→ WHAT YOU WILL DO:
Wherever the string "bekijken" appears in the records, return the line that holds it.

Top of DATA EXCERPTS

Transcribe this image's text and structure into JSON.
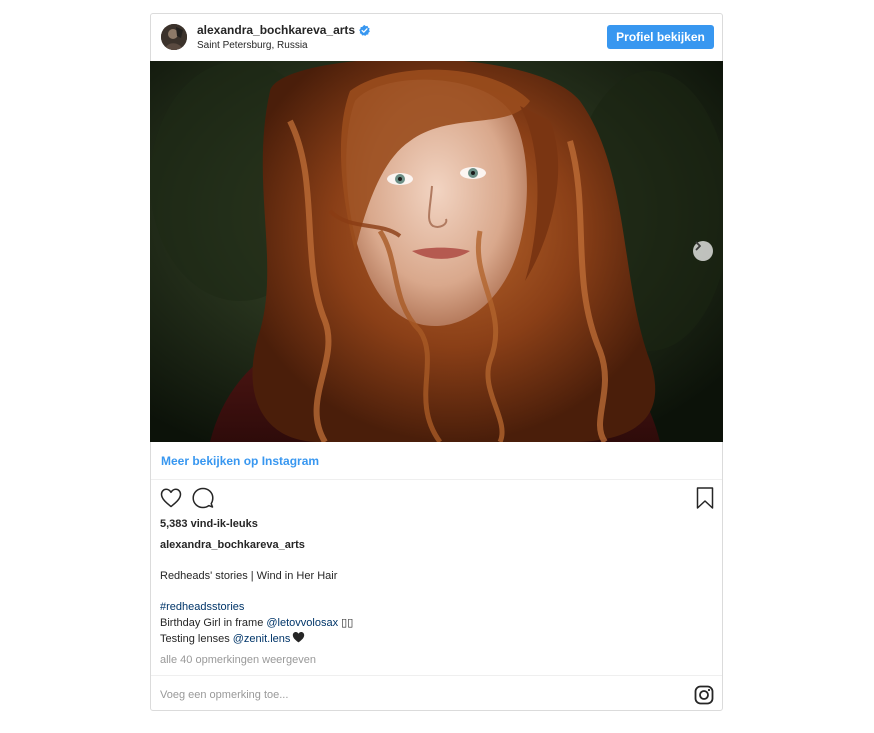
{
  "post": {
    "username": "alexandra_bochkareva_arts",
    "location": "Saint Petersburg, Russia",
    "profile_button": "Profiel bekijken",
    "more_link": "Meer bekijken op Instagram",
    "likes": "5,383 vind-ik-leuks",
    "caption_user": "alexandra_bochkareva_arts",
    "caption": {
      "title": "Redheads' stories | Wind in Her Hair",
      "hashtag": "#redheadsstories",
      "line1_text": "Birthday Girl in frame ",
      "line1_mention": "@letovvolosax",
      "line1_suffix": " ▯▯",
      "line2_text": "Testing lenses ",
      "line2_mention": "@zenit.lens"
    },
    "view_comments": "alle 40 opmerkingen weergeven",
    "comment_placeholder": "Voeg een opmerking toe..."
  },
  "icons": {
    "verified": "verified-badge-icon",
    "heart": "heart-icon",
    "comment": "comment-icon",
    "bookmark": "bookmark-icon",
    "instagram": "instagram-icon",
    "next": "chevron-right-icon"
  },
  "colors": {
    "accent": "#3897f0",
    "link": "#003569",
    "muted": "#999999",
    "text": "#262626",
    "border": "#dbdbdb"
  }
}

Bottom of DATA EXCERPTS

→ TASK RESULT:
    "profile_button": "Profiel bekijken",
    "more_link": "Meer bekijken op Instagram",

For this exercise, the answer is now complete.